It doesn’t go away. It only worsens.
What’s next? The removal of the name from the library? The one to which personal funds were donated, rather than being spent on extravagant homes in seclusion from the masses? The expunging of NCAA record books to satisfy Jason Whitlock? Just how far will misplaced moral outrage take us before we pause to reflect on what all of this tells us about our culture and ourselves?
I sit yet again in stunned disbelief as my MSN homepage reports that the Paterno statue will be removed from its location outside Beaver Stadium. I confess that my eyes are not dry, my demeanor is not calm, and my confidence in our ability to deal rationally and fairly with people is entirely broken. It seems entirely irrelevant to most people that Joe Paterno did not molest children, did not witness the molesting of any of them by anyone else, and has not been charged with any crime. At worst, he miscalculated the potential damage that could be done by someone else. Even that has not yet been demonstrated. Jerry Sandusky has not worked for Joe Paterno for twelve years. It seems likewise irrelevant that Joe has positively impacted the lives of literally thousands of people directly and many more indirectly. For anyone who thinks his image has been overblown, that is not his own doing. To anyone who is not aware of the entire legacy, look it up. The case is now being treated in a manner that denies that anything good has been accomplished at all by this man, and that no recounting will ever stack up against what has taken place at the hand of another.
Perhaps the most stunning aspect to me is that this opinion is so widespread. It’s just a few of us with our heads in the sand and our hearts long ago locked up somewhere in Joe and Sue’s attic who think the rush to judgment has been unjust. Or those few who believe that everyone is due the benefit of the doubt, their day in court, their chance to speak, their opportunity to face their accusers. Supposedly, we were all among such a class of people; it was the kind we described ourselves as aspiring to be, the kind that has built a system of justice and judgment that goes out of its way to see to it the right to defend oneself is in need of the greatest protection we can offer. Yet how rare those folks are these past ten days. Where have they all gone? Who has kidnapped them? What principles have been given to us that have been convincingly argued to be superior?

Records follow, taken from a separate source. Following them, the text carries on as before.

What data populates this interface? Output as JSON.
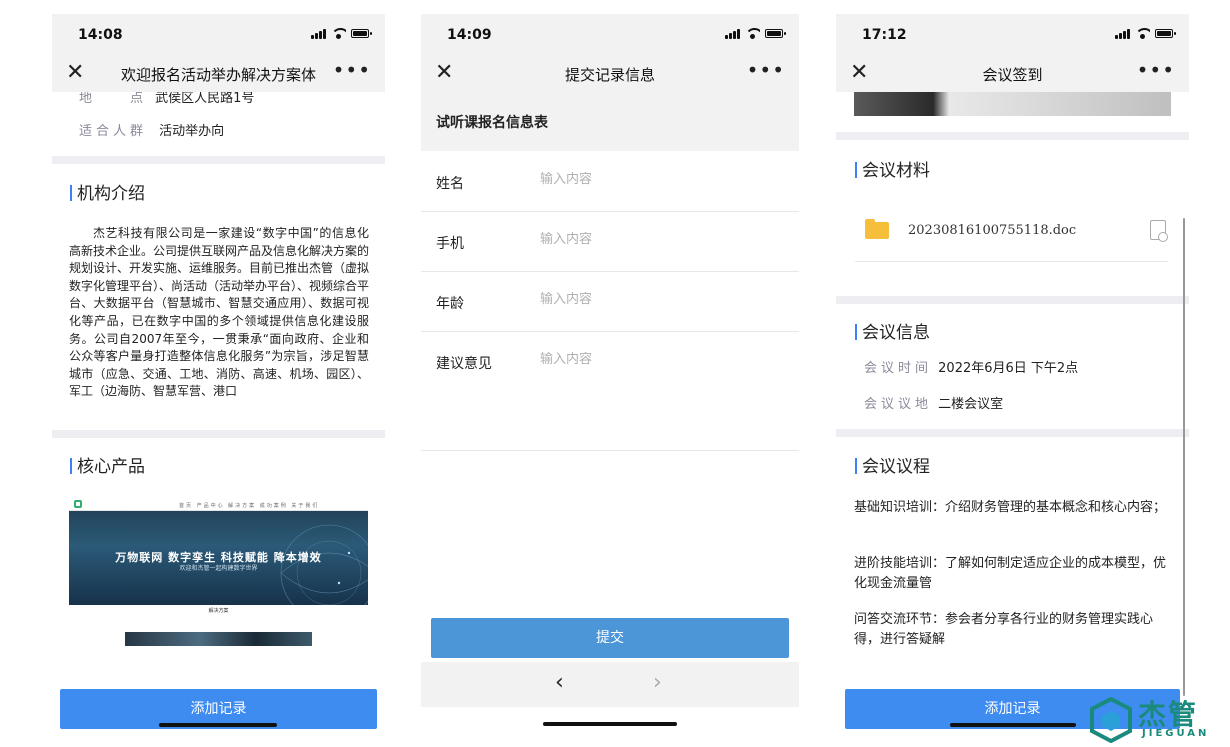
{
  "phone1": {
    "time": "14:08",
    "title": "欢迎报名活动举办解决方案体",
    "address_label": "地　　点",
    "address_value": "武侯区人民路1号",
    "audience_label": "适合人群",
    "audience_value": "活动举办向",
    "org_title": "机构介绍",
    "org_text": "杰艺科技有限公司是一家建设“数字中国”的信息化高新技术企业。公司提供互联网产品及信息化解决方案的规划设计、开发实施、运维服务。目前已推出杰管（虚拟数字化管理平台）、尚活动（活动举办平台）、视频综合平台、大数据平台（智慧城市、智慧交通应用）、数据可视化等产品，已在数字中国的多个领域提供信息化建设服务。公司自2007年至今，一贯秉承“面向政府、企业和公众等客户量身打造整体信息化服务”为宗旨，涉足智慧城市（应急、交通、工地、消防、高速、机场、园区）、军工（边海防、智慧军营、港口",
    "products_title": "核心产品",
    "banner_headline": "万物联网  数字孪生  科技赋能  降本增效",
    "banner_sub": "欢迎和杰管一起构建数字世界",
    "banner_nav": "首页  产品中心  解决方案  成功案例  关于我们",
    "banner2_title": "解决方案",
    "add_button": "添加记录"
  },
  "phone2": {
    "time": "14:09",
    "title": "提交记录信息",
    "form_heading": "试听课报名信息表",
    "fields": [
      {
        "label": "姓名",
        "placeholder": "输入内容"
      },
      {
        "label": "手机",
        "placeholder": "输入内容"
      },
      {
        "label": "年龄",
        "placeholder": "输入内容"
      },
      {
        "label": "建议意见",
        "placeholder": "输入内容"
      }
    ],
    "submit": "提交",
    "back": "‹",
    "forward": "›"
  },
  "phone3": {
    "time": "17:12",
    "title": "会议签到",
    "materials_title": "会议材料",
    "file_name": "20230816100755118.doc",
    "info_title": "会议信息",
    "time_label": "会议时间",
    "time_value": "2022年6月6日 下午2点",
    "place_label": "会议议地",
    "place_value": "二楼会议室",
    "agenda_title": "会议议程",
    "agenda": [
      "基础知识培训：介绍财务管理的基本概念和核心内容；",
      "进阶技能培训：了解如何制定适应企业的成本模型，优化现金流量管",
      "问答交流环节：参会者分享各行业的财务管理实践心得，进行答疑解"
    ],
    "add_button": "添加记录"
  },
  "logo": {
    "name": "杰管",
    "sub": "JIEGUAN",
    "color": "#1a8a7c"
  },
  "colors": {
    "accent": "#3f8cf0",
    "bar": "#3b82f6"
  }
}
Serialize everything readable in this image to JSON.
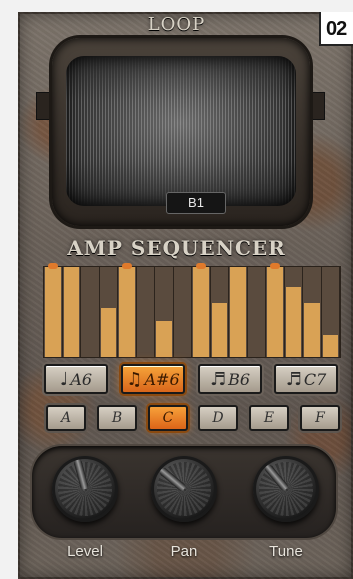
{
  "badge": "02",
  "loop": {
    "title": "LOOP",
    "selected": "B1"
  },
  "sequencer": {
    "title": "AMP SEQUENCER",
    "steps": [
      {
        "level": 1.0,
        "marked": true
      },
      {
        "level": 1.0,
        "marked": false
      },
      {
        "level": 0.0,
        "marked": false
      },
      {
        "level": 0.55,
        "marked": false
      },
      {
        "level": 1.0,
        "marked": true
      },
      {
        "level": 0.0,
        "marked": false
      },
      {
        "level": 0.4,
        "marked": false
      },
      {
        "level": 0.0,
        "marked": false
      },
      {
        "level": 1.0,
        "marked": true
      },
      {
        "level": 0.6,
        "marked": false
      },
      {
        "level": 1.0,
        "marked": false
      },
      {
        "level": 0.0,
        "marked": false
      },
      {
        "level": 1.0,
        "marked": true
      },
      {
        "level": 0.78,
        "marked": false
      },
      {
        "level": 0.6,
        "marked": false
      },
      {
        "level": 0.25,
        "marked": false
      }
    ],
    "bar_color": "#d9a255",
    "marker_color": "#e07a2b"
  },
  "notes": [
    {
      "label": "A6",
      "icon": "single-note-icon",
      "glyph": "♩",
      "active": false
    },
    {
      "label": "A#6",
      "icon": "double-note-icon",
      "glyph": "♫",
      "active": true
    },
    {
      "label": "B6",
      "icon": "sixteenth-note-icon",
      "glyph": "♬",
      "active": false
    },
    {
      "label": "C7",
      "icon": "thirty-second-note-icon",
      "glyph": "♬",
      "active": false
    }
  ],
  "letters": [
    {
      "label": "A",
      "active": false
    },
    {
      "label": "B",
      "active": false
    },
    {
      "label": "C",
      "active": true
    },
    {
      "label": "D",
      "active": false
    },
    {
      "label": "E",
      "active": false
    },
    {
      "label": "F",
      "active": false
    }
  ],
  "knobs": [
    {
      "label": "Level",
      "rotation_deg": -15
    },
    {
      "label": "Pan",
      "rotation_deg": -50
    },
    {
      "label": "Tune",
      "rotation_deg": -40
    }
  ],
  "accent_color": "#f08a2a"
}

Let’s be clear. This phenomenon has not begun in the case of a well-known football coach. This is simply a highly visible symptom of a societal trend started more than a generation ago. We now seem much more interested in proving the heroes to be flawed than we are in finding someone worthy of admiration if not imitation; it is much more interesting to bring them down than to lift them up. And when we bring them down, we are not content with bringing them to our level and seeing that they are just like us; no, we feel the need to lower them and highlight their flaws rather than their virtues, in the process concluding that we ourselves are better than they after all. We do it with political leaders and candidates, sports figures, and anyone else who cares enough and works hard enough to excel in anything. And once the train leaves the station, it isn’t coming back, picking up an overflow of travelers at every stop.
One of the causes of this malady, I submit, is our moral and spiritual confusion. It is moral confusion in that it implies a very black-and-white construction of moral action, even at a time when we are most uncertain as to where our moral values come from and how they ought to be ordered. In a time of supposed moral relativity we nonetheless hold a particular value as of highest importance–and expect everyone else to implicitly agree with it and recognize and condemn its violations. We can become so fixated upon one particular rule of moral conduct that we judge everything else in that light alone; and we condemn anyone who has broken this rule and anyone who does not echo the same. We are either oblivious to or unconcerned with the damage that is done to people caught along the tracks where this train might run. There are no other perspectives, there are no conflicting values with which persons had to deal, there is no defense for violators; there is only branding. It is spiritual confusion in that we so easily forget to apply the same black and white standard on ourselves, and fail to take seriously that we, too, are among the “all” who have sinned and come short of the glory of God–the One who alone could judge by black and white but does not. He judges by taking our place in His Son.
No doubt there are those who will think that I am minimizing the horrific nature of the sin that has been committed. No. I do disagree with the implication that any amount of collateral damage done to others in our anxiety for justice is acceptable. If further dismantling of a reputation would undo the damage done to the boys involved, I might calculate the moral questions differently. Even then, however, I would hope to leave the discussion more fully aware than ever of my own need for the grace of the Son.